But John is also quick to add that “you have to do the training.” You cannot simply hire (or sign) very talented people who fit the culture and not provide them coaching and resources. Like Coach Saban and Coach Swinney, you recruit five-star talent and coach that talent to win championships. In John’s organization, each employee has an Individual Development Plan that is agreed to by the employee and the supervisor. The employee is mentored, and progress is tracked. Like at Alabama and Clemson, accountability to your teammates is key. This effort should produce the leaders of the future.

John says at his company there is no “second string” – everyone is a contributor. I noted that Coach Saban takes the same approach.
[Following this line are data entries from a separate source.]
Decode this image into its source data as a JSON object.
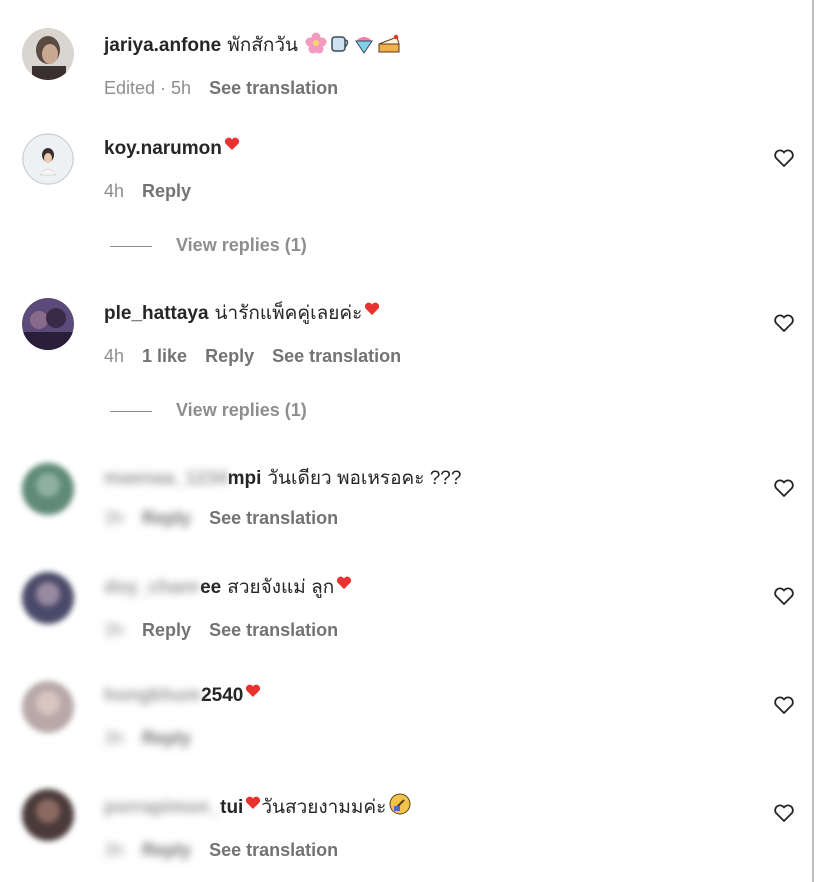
{
  "comments": [
    {
      "username": "jariya.anfone",
      "text": "พักสักวัน",
      "meta": [
        "Edited · 5h"
      ],
      "actions": [
        "See translation"
      ],
      "emojis": [
        "blossom-emoji",
        "tea-emoji",
        "shaved-ice-emoji",
        "cake-emoji"
      ]
    },
    {
      "username": "koy.narumon",
      "text": "",
      "meta": [
        "4h"
      ],
      "actions": [
        "Reply"
      ],
      "replies": "View replies (1)"
    },
    {
      "username": "ple_hattaya",
      "text": "น่ารักแพ็คคู่เลยค่ะ",
      "meta": [
        "4h",
        "1 like"
      ],
      "actions": [
        "Reply",
        "See translation"
      ],
      "replies": "View replies (1)"
    },
    {
      "username_blur": "maenaa_1234",
      "username_visible": "mpi",
      "text": "วันเดียว พอเหรอคะ ???",
      "meta_blur": [
        "3h",
        "Reply"
      ],
      "actions": [
        "See translation"
      ]
    },
    {
      "username_blur": "doy_chanr",
      "username_visible": "ee",
      "text": "สวยจังแม่ ลูก",
      "meta_blur": [
        "3h"
      ],
      "actions": [
        "Reply",
        "See translation"
      ]
    },
    {
      "username_blur": "hongkhum",
      "username_visible": "2540",
      "text": "",
      "meta_blur": [
        "3h",
        "Reply"
      ],
      "actions": []
    },
    {
      "username_blur": "porrapimon_",
      "username_visible": "tui",
      "text": "วันสวยงามมค่ะ",
      "meta_blur": [
        "3h",
        "Reply"
      ],
      "actions": [
        "See translation"
      ]
    }
  ],
  "colors": {
    "heart_red": "#e8322f",
    "meta_gray": "#8e8e8e"
  }
}
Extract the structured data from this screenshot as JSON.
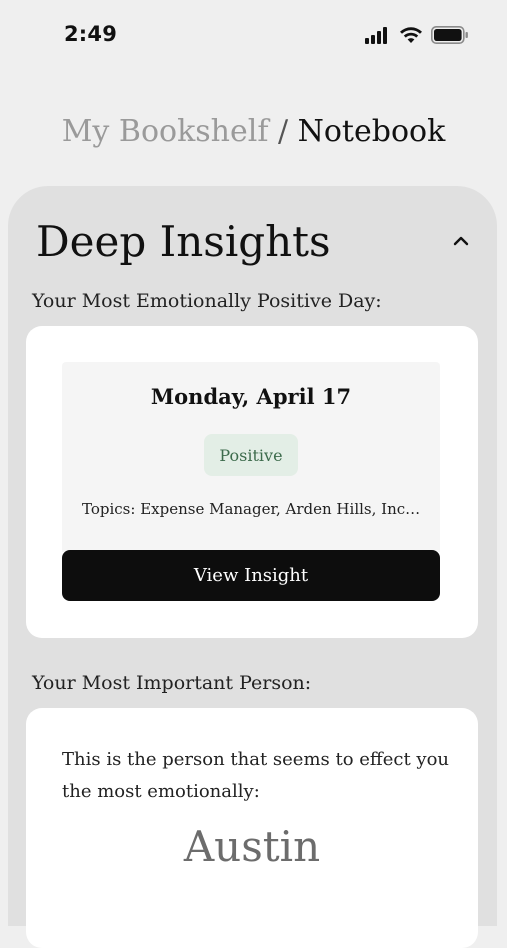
{
  "status_bar": {
    "time": "2:49"
  },
  "breadcrumb": {
    "parent": "My Bookshelf",
    "separator": " / ",
    "current": "Notebook"
  },
  "panel": {
    "title": "Deep Insights",
    "collapse_icon": "chevron-up-icon"
  },
  "positive_day": {
    "section_label": "Your Most Emotionally Positive Day:",
    "date": "Monday, April 17",
    "sentiment": "Positive",
    "topics": "Topics: Expense Manager, Arden Hills, Inco...",
    "button_label": "View Insight"
  },
  "important_person": {
    "section_label": "Your Most Important Person:",
    "description": "This is the person that seems to effect you the most emotionally:",
    "name": "Austin"
  },
  "colors": {
    "background": "#efefef",
    "panel": "#e0e0e0",
    "badge_bg": "#e3eee6",
    "badge_text": "#3d6b4c",
    "button_bg": "#0d0d0d"
  }
}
I have seen him annihilate a reporter for asking him about the team’s depth chart!

To summarize, for a company to have the best chance for continued success when an unplanned leadership change occurs there must be talented, well-prepared people who are committed to the team and ready to take over the leadership role.
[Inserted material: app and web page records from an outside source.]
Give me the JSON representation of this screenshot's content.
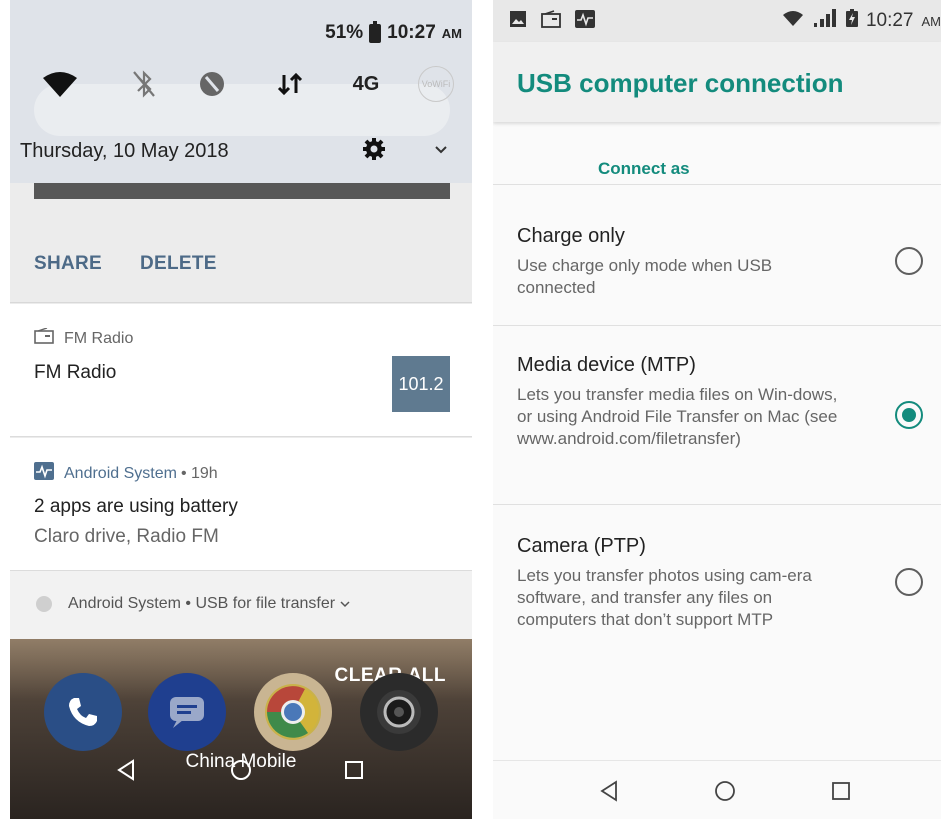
{
  "left": {
    "status": {
      "battery": "51%",
      "time": "10:27",
      "ampm": "AM"
    },
    "tiles": [
      {
        "icon": "wifi-icon"
      },
      {
        "icon": "bluetooth-off-icon"
      },
      {
        "icon": "location-off-icon"
      },
      {
        "icon": "data-transfer-icon"
      },
      {
        "label": "4G"
      },
      {
        "label": "VoWiFi"
      }
    ],
    "date": "Thursday, 10 May 2018",
    "actions": {
      "share": "SHARE",
      "delete": "DELETE"
    },
    "notifications": [
      {
        "app": "FM Radio",
        "title": "FM Radio",
        "frequency": "101.2"
      },
      {
        "app": "Android System",
        "time": "• 19h",
        "title": "2 apps are using battery",
        "text": "Claro drive, Radio FM"
      }
    ],
    "usb_notice": {
      "app": "Android System",
      "text": "• USB for file transfer"
    },
    "clear_all": "CLEAR ALL",
    "carrier": "China Mobile"
  },
  "right": {
    "status": {
      "time": "10:27",
      "ampm": "AM"
    },
    "title": "USB computer connection",
    "section": "Connect as",
    "options": [
      {
        "title": "Charge only",
        "desc": "Use charge only mode when USB connected",
        "selected": false
      },
      {
        "title": "Media device (MTP)",
        "desc": "Lets you transfer media files on Win-dows, or using Android File Transfer on Mac (see www.android.com/filetransfer)",
        "selected": true
      },
      {
        "title": "Camera (PTP)",
        "desc": "Lets you transfer photos using cam-era software, and transfer any files on computers that don’t support MTP",
        "selected": false
      }
    ]
  },
  "colors": {
    "accent": "#138b7d",
    "action": "#4d6a87"
  }
}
One additional element I recommend is for leadership to have a written emergency succession plan. The plan should outline the steps for succession, the person who is to be the next leader and the immediate job description. I expect Coach Saban and Coach Swinney have a “plan B” as part of their game plan – what to do on the spot if a crucial player goes down in a game.

So, the key elements as exemplified by our coaches (and John Howe) are:

  • Plan/think about/know the need – Who is absolutely key that may need to be replaced quickly?
  • Recruit the right talent – Hire people who can step up when needed. There is no second string!
  • Do the training – Someone should be prepared to step in at any time (e.g., QBs at Bama and Clemson).
  • Have a written plan – Be prepared with a plan in case of emergency when folks aren’t thinking as clearly as usual.

This blog post is co-authored by John Howe, CEO of American Pipe and Supply.

Transitions in the Family Business: Hope Is Not a StrategyIf last week’s post summarizing the third panel from the Transitions in the Family Business: A Conversation with Family Business Owners and Leaders event piqued your interest in selling a family-owned business, you may have more questions about the sale process. As part of the Transitioning to a New Owner panel, Frank A. McGrew IV, managing partner of McNally Capital, shared his top 10 questions that family business owners and leaders should ask before pursuing a sale of their business.

  1. Is your business ready to sell? Any buyer’s due diligence process requires a thorough evaluation of the seller and the seller’s business. Is your business ready for this examination?
  2. Are you personally and mentally ready to sell your business? It is easy to be consumed by the immediacy of the sale process. Before exploring a sale, ask yourself: What would I do next and for how long? How much money do I truly need to live on if I sell my business?
  3. When is the right time to sell? How will you know when the time is right? What are the trigger points to watch for, and how do you measure those?
  4. How much is your business worth to you? How much will another buyer want to pay? What is the likely range of these values?
  5. Who is the best and/or the right buyer? Are there certain buyers you do not want to approach or sell the business to? This could include competitors.
  6. How can you increase the odds of success in your favor during a sale and transition process?
  7. How can you maximize the purchase price and net proceeds from the sale?
  8. How can you quantify and better understand the principal risks for your business and a transaction process before you begin?
  9. What issues must be addressed before beginning a sale process?  For example, these could include legal, environmental or customer/supplier issues.
  10. Who and what are the most appropriate outside experts and resources you need to utilize for a successful outcome? Frequent players include a transactional attorney, a banker, a wealth management advisor, and a trustee. Perhaps most importantly, who will “quarterback” this process as your client consigliere?

After reflecting on and answering the questions above, potential sellers will be better equipped to succeed in a sale transaction.

This blog post was co-authored by Frank A. McGrew IV of McNally Capital. Frank is a Managing Partner and leads the Merchant Banking efforts at McNally.